I’ve consulted several sources in compiling this list, including  Dr. Virginia Loh Hagan’s “Quantity and Quality: The Need for Culturally Authentic Trade Books in Asian-American Young Adult Literature.” The ALAN Review 34.1 (2006): 36-83. and Lisa Wong Macabasco’s “Teens First, Asian American Second” in the online Hyphen Asian America Unabridged. The completely different assessment found in these articles made perfect sense to me. As an African American, I want those in other ethnic groups to understand my differences as much as I want them to understand my similarities.

Again, we’re dealing with a HUGE territory and many different cultures!! This selection attempts to go wide, not deep. No, there is no manga. I think I’d have to create a list almost as long as this to give fair representation to the genre.  If  there are absolute must haves, do please tell me what you think!  Hopefully, these introductory readings will leave readers wanting more!

Born Confused by Tanuja Dasai Hidier

Bamboo People by Mitali Perkins

Shine, Coconut Moon by Neesha Meminger

Adventures on the Ancient Silk Road by Priscila Galloway and Dawn Hunter

Escaping the Tiger by  Laura Manivong
The Analects of Confucius by Confucius (Author),Simon Leys (Translator)
Joy Luck Club by Amy Tan
Born Confused by Tanuja Desai Hidier
Chenxi and the Foreigner by Sally Rippin
American Born Chinese by Gene Luen Yang
No No Boy by John Okada
Chinese Cinderella: The True Story of an Unwanted Daughter Adeline Yen Mah
A Step from Heaven; The Fold by An Na
Native Speaker by Chang-rae Lee
Kira Kira by Cynthia Kadohata
The Art of Inuyasha by Rumiko Takahashi
Good Enough by Paula Yoo
Samurai Shortstop by Alan Gratz
Stop Me if You’ve Heard This One Before by David Yoo
When My Name Was Keoko by Linda Sue Park
Snow Falling in Spring: Coming of Age in China During the Cultural Revolution by Moying Li-Marcus
Alive in the Killing Fields: Surviving the Khmer Rouge Genocide by Nawuth Keat
Golden  Mountain Chronicles series; Dragonwings by Laurence Yep
Nothing but the Truth (and a Few White Lies); Girl Overboard by Justina Chen Headley
Gangsta We Are All Looking For by Lê Thi Deim Thúy
I Love Yous are for White People by Lac Su
Silver Phoenix by Cindy Pon
Hotel on the Corner of Bitter and Sweet by Jamie Ford
Farewell to Manzanar by Jeanne Wakatsuki Houston
Name Me Nobody by  Lois-ann Yamanaka
Necessary Roughness by  Marie G. Lee
Moribito: Guardian of the Spirit by Nahoko Uehashi Hardcover
Mr. Pip by Lloyd Jones

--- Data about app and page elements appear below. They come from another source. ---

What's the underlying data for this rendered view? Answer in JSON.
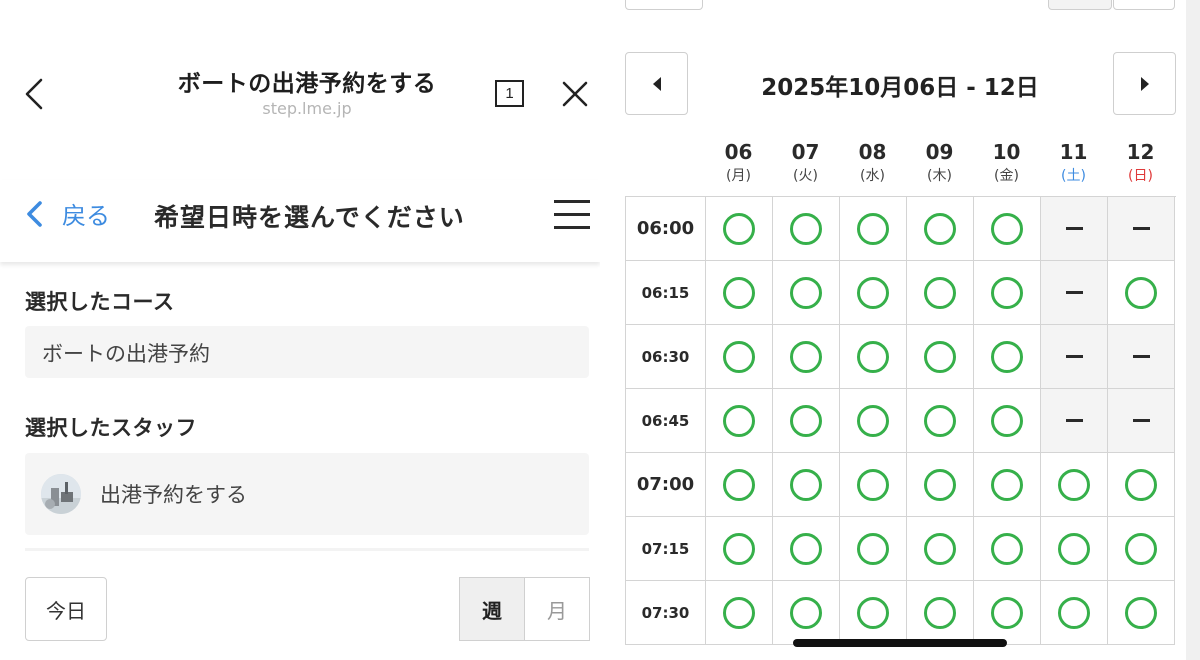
{
  "browser": {
    "title": "ボートの出港予約をする",
    "domain": "step.lme.jp",
    "tab_count": "1"
  },
  "header": {
    "back_label": "戻る",
    "title": "希望日時を選んでください"
  },
  "course": {
    "label": "選択したコース",
    "value": "ボートの出港予約"
  },
  "staff": {
    "label": "選択したスタッフ",
    "value": "出港予約をする"
  },
  "controls": {
    "today_label": "今日",
    "week_label": "週",
    "month_label": "月"
  },
  "calendar": {
    "week_range": "2025年10月06日 - 12日",
    "days": [
      {
        "date": "06",
        "weekday": "(月)",
        "color": "#444444"
      },
      {
        "date": "07",
        "weekday": "(火)",
        "color": "#444444"
      },
      {
        "date": "08",
        "weekday": "(水)",
        "color": "#444444"
      },
      {
        "date": "09",
        "weekday": "(木)",
        "color": "#444444"
      },
      {
        "date": "10",
        "weekday": "(金)",
        "color": "#444444"
      },
      {
        "date": "11",
        "weekday": "(土)",
        "color": "#3d8be0"
      },
      {
        "date": "12",
        "weekday": "(日)",
        "color": "#e03a3a"
      }
    ],
    "rows": [
      {
        "time": "06:00",
        "hour": true,
        "slots": [
          "o",
          "o",
          "o",
          "o",
          "o",
          "-",
          "-"
        ]
      },
      {
        "time": "06:15",
        "hour": false,
        "slots": [
          "o",
          "o",
          "o",
          "o",
          "o",
          "-",
          "o"
        ]
      },
      {
        "time": "06:30",
        "hour": false,
        "slots": [
          "o",
          "o",
          "o",
          "o",
          "o",
          "-",
          "-"
        ]
      },
      {
        "time": "06:45",
        "hour": false,
        "slots": [
          "o",
          "o",
          "o",
          "o",
          "o",
          "-",
          "-"
        ]
      },
      {
        "time": "07:00",
        "hour": true,
        "slots": [
          "o",
          "o",
          "o",
          "o",
          "o",
          "o",
          "o"
        ]
      },
      {
        "time": "07:15",
        "hour": false,
        "slots": [
          "o",
          "o",
          "o",
          "o",
          "o",
          "o",
          "o"
        ]
      },
      {
        "time": "07:30",
        "hour": false,
        "slots": [
          "o",
          "o",
          "o",
          "o",
          "o",
          "o",
          "o"
        ]
      }
    ]
  },
  "colors": {
    "accent": "#3d8be0",
    "available": "#36b04a",
    "saturday": "#3d8be0",
    "sunday": "#e03a3a"
  }
}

2011 National African American Read-In

The Twenty-Second National African American Read-In

Sponsored by the Black Caucus of NCTE and NCTE

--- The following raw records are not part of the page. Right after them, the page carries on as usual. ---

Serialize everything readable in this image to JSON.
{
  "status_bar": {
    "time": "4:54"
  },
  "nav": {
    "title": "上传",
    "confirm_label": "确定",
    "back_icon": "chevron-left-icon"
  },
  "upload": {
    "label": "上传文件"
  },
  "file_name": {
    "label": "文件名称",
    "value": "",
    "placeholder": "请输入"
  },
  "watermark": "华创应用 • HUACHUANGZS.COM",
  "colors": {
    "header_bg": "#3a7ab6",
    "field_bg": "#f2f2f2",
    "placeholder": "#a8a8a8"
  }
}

In February 2011, you may hold an African American
Read-In event any day of the month


Tuesday, February 1-Monday, February 28, 2011


Over the years, I’ve sponsored several African American Read-Ins in my school media center but I never, ever considered holding one online. Doret (The Happy Nappy Bookseller) is a genius! Thanks to her foresight, she, Ari (Reading in Color)  and I will be sponsoring an online African American Read-In. It’s simple! go over to Ari’s blog before Friday 21 January to help select which of six books we’ll be reading. Vote on which dates work best for you and tell us which online discussion forum works best for you. Anyone and everyone is invited to join us!

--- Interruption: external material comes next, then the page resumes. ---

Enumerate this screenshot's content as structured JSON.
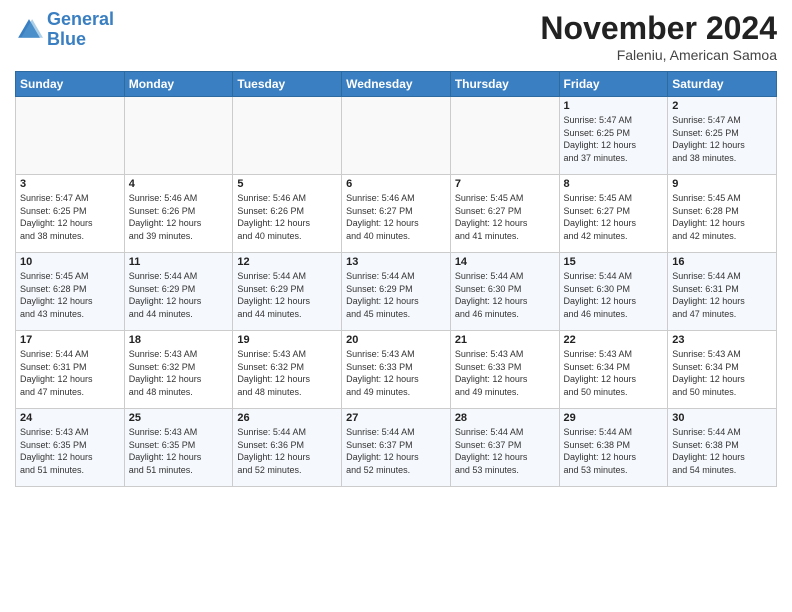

The choices are:

Tyrell by Coe Booth
A Wish After Midnight by Zetta Elliott
Yummy by G. Neri
Bleeding Violet by Dia Reeves
Jumped by Rita Williams Garcia
When the Black Girl Sings by Bil Wright